[[ Data for the task open ]]
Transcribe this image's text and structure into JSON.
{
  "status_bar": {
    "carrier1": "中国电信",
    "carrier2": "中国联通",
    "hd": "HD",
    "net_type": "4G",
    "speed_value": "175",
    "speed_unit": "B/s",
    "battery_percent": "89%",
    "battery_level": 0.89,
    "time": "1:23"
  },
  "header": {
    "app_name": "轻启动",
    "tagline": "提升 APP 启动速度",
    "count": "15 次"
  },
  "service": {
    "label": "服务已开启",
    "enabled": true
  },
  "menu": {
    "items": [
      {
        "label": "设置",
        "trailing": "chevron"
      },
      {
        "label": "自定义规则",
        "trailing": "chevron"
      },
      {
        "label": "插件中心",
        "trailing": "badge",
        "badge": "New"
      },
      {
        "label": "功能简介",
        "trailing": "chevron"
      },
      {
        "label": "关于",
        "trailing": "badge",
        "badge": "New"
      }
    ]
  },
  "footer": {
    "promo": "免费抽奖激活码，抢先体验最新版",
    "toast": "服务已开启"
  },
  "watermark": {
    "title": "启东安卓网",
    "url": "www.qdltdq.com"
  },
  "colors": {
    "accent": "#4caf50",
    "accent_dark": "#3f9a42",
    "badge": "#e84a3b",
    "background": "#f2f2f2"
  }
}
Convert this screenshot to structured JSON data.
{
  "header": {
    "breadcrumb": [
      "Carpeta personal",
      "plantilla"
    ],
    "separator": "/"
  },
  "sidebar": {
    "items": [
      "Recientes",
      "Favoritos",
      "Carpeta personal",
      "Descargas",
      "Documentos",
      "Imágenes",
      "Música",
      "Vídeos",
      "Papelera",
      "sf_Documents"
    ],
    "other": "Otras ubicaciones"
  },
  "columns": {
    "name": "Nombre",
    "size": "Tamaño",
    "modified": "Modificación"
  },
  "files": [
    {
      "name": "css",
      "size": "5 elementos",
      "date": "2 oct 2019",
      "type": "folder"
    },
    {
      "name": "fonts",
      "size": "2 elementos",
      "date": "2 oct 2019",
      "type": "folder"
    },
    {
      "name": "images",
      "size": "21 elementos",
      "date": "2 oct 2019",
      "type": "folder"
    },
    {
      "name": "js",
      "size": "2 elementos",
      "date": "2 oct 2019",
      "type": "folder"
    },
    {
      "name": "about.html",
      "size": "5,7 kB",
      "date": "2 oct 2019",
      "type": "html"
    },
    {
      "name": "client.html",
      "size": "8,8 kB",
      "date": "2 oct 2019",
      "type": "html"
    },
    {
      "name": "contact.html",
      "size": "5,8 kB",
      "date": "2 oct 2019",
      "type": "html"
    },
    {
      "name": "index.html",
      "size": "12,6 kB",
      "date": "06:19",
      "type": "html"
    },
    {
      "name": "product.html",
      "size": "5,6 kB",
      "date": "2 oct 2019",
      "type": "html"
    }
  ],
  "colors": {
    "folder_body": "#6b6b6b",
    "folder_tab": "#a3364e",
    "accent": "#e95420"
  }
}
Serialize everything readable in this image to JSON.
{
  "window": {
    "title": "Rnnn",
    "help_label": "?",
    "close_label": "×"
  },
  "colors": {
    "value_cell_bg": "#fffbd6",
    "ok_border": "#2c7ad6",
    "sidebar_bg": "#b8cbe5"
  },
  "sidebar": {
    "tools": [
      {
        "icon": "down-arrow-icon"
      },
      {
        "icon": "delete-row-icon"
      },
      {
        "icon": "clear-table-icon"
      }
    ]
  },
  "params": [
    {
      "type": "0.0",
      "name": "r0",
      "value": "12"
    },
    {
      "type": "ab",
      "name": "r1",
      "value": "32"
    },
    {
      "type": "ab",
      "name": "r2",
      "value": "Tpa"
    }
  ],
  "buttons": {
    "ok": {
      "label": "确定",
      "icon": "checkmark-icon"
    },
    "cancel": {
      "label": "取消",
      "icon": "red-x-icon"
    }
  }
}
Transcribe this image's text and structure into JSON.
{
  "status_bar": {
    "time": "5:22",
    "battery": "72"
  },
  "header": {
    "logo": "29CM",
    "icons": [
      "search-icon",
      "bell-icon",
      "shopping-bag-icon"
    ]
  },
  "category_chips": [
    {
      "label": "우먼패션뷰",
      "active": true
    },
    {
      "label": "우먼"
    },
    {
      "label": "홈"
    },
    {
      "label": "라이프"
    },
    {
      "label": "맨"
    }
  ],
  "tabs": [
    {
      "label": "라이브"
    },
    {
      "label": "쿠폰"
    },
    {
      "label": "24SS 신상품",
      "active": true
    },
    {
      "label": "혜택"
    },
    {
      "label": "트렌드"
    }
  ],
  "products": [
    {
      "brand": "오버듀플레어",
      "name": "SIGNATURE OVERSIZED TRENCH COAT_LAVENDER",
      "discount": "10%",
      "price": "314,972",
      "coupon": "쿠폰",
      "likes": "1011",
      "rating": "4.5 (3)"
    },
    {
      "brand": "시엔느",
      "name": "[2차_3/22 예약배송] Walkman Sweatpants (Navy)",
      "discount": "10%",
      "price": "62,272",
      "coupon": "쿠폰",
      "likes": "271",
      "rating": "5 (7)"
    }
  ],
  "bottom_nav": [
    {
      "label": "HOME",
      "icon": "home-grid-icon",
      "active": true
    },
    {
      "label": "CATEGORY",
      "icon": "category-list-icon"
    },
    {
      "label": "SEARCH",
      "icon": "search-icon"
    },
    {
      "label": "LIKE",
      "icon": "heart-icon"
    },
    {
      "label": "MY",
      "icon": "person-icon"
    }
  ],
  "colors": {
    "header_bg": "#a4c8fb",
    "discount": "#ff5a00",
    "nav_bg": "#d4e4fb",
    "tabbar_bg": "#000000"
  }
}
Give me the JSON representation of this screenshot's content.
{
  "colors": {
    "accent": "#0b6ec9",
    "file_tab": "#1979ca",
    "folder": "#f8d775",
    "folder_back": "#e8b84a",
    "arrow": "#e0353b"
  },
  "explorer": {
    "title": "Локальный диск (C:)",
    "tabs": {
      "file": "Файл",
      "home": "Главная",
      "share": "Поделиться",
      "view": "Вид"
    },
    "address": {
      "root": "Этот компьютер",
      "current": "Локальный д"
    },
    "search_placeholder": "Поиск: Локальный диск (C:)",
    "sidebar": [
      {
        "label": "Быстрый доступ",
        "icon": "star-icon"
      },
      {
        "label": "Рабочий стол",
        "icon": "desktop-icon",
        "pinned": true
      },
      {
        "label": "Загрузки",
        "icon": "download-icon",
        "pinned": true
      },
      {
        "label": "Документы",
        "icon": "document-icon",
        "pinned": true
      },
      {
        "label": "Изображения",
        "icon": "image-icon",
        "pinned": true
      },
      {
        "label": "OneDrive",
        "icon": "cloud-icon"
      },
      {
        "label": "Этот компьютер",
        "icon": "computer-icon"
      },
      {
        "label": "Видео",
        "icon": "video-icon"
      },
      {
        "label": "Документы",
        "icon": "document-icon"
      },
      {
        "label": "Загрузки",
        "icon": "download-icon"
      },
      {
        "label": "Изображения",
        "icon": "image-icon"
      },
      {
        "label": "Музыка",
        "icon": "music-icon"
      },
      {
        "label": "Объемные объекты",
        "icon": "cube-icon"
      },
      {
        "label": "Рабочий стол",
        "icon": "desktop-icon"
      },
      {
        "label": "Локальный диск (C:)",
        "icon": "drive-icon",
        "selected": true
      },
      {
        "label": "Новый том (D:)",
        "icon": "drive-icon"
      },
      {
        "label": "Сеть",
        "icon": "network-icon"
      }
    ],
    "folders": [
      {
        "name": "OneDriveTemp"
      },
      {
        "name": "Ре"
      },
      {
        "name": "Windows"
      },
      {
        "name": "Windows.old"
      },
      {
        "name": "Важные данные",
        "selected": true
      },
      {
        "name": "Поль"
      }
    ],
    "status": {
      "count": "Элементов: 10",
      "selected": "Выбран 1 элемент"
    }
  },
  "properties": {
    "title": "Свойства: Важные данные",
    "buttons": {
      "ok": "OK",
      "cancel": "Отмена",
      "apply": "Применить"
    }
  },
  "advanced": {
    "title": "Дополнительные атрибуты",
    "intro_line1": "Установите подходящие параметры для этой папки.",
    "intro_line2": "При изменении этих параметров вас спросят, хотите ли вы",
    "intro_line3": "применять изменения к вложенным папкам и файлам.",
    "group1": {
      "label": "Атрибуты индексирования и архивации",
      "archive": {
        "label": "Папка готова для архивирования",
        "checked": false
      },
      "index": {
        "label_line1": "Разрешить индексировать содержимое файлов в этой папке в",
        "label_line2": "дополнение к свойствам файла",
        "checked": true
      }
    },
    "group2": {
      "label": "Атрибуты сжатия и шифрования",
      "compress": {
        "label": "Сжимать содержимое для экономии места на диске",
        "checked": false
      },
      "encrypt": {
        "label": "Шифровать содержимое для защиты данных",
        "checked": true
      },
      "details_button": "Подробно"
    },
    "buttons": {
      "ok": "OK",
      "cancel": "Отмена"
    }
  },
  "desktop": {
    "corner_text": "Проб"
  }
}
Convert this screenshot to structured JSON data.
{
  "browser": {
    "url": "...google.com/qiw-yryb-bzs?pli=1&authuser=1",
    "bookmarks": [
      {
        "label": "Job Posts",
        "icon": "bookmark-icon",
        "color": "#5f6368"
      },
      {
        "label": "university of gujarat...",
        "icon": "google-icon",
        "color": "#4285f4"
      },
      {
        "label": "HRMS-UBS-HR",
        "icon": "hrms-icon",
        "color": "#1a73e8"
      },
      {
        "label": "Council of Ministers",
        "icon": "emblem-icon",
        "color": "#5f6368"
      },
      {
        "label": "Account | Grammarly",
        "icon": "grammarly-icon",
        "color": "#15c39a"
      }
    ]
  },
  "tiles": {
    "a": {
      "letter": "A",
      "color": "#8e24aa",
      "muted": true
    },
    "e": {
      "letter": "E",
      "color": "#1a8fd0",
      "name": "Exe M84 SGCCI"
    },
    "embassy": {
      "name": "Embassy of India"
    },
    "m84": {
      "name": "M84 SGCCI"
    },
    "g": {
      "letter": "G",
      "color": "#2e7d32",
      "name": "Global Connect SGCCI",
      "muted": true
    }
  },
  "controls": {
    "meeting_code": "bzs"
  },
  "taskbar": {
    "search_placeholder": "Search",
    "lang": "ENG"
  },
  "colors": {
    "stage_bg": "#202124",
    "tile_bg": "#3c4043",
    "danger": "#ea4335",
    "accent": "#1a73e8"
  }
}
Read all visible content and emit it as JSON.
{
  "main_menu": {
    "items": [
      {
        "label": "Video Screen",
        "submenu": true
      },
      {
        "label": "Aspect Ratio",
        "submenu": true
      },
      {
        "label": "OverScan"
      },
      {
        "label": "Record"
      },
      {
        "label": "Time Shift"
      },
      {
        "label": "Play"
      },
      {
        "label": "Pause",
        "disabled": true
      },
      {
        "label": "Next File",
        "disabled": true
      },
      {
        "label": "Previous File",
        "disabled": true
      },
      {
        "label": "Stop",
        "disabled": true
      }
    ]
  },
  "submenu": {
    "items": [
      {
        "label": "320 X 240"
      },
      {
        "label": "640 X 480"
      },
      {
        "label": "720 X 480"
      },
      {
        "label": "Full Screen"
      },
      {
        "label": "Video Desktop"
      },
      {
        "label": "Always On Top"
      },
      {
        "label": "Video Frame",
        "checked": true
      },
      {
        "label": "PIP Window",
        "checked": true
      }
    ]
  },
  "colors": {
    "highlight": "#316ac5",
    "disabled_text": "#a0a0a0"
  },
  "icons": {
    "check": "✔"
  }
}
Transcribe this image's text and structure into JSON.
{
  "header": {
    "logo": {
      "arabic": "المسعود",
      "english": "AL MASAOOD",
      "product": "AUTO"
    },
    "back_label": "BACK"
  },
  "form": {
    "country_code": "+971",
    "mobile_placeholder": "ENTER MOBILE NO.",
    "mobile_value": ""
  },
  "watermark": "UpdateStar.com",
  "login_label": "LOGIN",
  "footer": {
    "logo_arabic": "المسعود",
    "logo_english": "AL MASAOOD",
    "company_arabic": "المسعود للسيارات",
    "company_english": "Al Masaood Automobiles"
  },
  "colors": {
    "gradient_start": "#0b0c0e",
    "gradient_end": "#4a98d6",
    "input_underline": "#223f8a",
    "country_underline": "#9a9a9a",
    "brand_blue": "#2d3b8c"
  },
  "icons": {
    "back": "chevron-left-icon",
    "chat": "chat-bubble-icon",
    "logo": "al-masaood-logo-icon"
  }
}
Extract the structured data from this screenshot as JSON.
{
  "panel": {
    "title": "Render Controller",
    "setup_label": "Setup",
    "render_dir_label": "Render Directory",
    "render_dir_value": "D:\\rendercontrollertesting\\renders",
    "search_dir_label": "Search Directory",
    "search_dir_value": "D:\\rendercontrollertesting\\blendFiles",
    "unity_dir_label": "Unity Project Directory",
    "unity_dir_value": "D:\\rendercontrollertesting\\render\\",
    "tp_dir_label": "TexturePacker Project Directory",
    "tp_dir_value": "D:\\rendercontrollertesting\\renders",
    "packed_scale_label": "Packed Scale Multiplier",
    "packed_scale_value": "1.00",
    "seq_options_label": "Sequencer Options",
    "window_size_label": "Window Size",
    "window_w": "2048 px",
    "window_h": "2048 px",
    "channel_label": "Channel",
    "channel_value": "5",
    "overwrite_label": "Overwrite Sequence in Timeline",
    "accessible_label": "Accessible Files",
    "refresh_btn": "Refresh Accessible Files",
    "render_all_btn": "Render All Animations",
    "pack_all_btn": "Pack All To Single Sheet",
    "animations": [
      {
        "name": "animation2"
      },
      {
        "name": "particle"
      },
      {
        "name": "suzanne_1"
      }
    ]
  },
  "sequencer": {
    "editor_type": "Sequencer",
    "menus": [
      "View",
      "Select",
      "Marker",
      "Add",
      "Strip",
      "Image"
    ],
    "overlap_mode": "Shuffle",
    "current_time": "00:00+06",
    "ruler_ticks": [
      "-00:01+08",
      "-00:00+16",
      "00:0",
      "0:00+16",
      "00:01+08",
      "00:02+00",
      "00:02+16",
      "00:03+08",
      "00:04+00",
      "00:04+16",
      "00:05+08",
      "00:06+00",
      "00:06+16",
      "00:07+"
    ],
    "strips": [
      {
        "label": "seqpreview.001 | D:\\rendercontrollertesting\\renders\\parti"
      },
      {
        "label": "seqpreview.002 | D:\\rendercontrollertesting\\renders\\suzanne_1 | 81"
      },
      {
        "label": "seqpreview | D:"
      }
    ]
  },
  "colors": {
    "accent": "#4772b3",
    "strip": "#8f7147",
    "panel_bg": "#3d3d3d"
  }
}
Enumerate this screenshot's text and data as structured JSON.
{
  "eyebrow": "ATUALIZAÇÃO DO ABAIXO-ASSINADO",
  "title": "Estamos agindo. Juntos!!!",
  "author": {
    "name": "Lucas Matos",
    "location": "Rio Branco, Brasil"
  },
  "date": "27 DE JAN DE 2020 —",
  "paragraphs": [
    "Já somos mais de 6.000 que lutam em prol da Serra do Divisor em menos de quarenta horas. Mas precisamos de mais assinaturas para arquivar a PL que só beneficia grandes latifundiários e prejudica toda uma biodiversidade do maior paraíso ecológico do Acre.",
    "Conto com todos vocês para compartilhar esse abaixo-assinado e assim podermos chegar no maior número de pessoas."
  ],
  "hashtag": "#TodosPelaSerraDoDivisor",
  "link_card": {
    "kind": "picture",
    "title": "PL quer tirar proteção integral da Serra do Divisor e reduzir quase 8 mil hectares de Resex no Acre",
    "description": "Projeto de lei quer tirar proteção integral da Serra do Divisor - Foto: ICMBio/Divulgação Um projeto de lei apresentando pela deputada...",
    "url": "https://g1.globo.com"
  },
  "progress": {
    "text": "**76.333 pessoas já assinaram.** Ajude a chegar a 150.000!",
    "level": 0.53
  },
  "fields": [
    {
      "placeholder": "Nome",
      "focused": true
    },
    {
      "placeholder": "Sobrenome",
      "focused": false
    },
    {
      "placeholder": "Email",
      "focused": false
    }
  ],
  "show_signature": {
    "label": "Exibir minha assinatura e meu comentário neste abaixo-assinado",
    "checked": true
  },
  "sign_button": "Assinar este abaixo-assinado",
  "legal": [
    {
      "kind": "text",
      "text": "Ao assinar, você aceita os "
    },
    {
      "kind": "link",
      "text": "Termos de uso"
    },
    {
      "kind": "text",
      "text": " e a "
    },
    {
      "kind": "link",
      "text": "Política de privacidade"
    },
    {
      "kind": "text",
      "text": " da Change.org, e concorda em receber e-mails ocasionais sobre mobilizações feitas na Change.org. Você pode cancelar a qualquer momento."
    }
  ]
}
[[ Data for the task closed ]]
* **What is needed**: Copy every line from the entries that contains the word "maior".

* **Answer to the problem**:
    "Já somos mais de 6.000 que lutam em prol da Serra do Divisor em menos de quarenta horas. Mas precisamos de mais assinaturas para arquivar a PL que só beneficia grandes latifundiários e prejudica toda uma biodiversidade do maior paraíso ecológico do Acre.",
    "Conto com todos vocês para compartilhar esse abaixo-assinado e assim podermos chegar no maior número de pessoas."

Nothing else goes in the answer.